- **EXERCISE DIRECTIONS**: Gather every line from the entries below that includes "label".

- **DATA FOR ANALYSIS**:
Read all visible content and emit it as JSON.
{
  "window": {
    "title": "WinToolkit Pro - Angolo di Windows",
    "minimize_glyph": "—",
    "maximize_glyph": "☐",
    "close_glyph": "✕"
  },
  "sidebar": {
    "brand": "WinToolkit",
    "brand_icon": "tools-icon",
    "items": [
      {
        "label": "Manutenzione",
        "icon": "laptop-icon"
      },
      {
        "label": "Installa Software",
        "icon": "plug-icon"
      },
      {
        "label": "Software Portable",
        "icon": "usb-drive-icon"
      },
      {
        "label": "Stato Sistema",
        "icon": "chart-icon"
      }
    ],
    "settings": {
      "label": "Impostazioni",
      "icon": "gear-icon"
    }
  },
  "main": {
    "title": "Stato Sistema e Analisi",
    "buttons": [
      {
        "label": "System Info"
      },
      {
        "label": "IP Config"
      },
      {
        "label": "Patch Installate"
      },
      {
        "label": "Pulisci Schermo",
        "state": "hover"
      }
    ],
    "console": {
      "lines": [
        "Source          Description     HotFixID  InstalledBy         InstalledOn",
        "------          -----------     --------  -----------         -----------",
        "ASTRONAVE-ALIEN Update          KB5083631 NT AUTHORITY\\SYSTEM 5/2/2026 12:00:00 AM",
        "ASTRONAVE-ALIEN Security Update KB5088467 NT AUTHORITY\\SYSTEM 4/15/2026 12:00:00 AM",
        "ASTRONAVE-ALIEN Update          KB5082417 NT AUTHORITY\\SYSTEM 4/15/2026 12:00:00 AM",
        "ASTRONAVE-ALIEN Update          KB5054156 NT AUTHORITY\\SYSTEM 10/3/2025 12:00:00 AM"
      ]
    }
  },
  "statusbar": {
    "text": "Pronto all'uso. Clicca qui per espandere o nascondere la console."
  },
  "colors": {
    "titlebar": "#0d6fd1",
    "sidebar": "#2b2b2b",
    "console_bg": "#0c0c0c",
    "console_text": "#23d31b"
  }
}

- **OUTPUT FOR THIS EXERCISE**:
        "label": "Manutenzione",
        "label": "Installa Software",
        "label": "Software Portable",
        "label": "Stato Sistema",
      "label": "Impostazioni",
        "label": "System Info"
        "label": "IP Config"
        "label": "Patch Installate"
        "label": "Pulisci Schermo",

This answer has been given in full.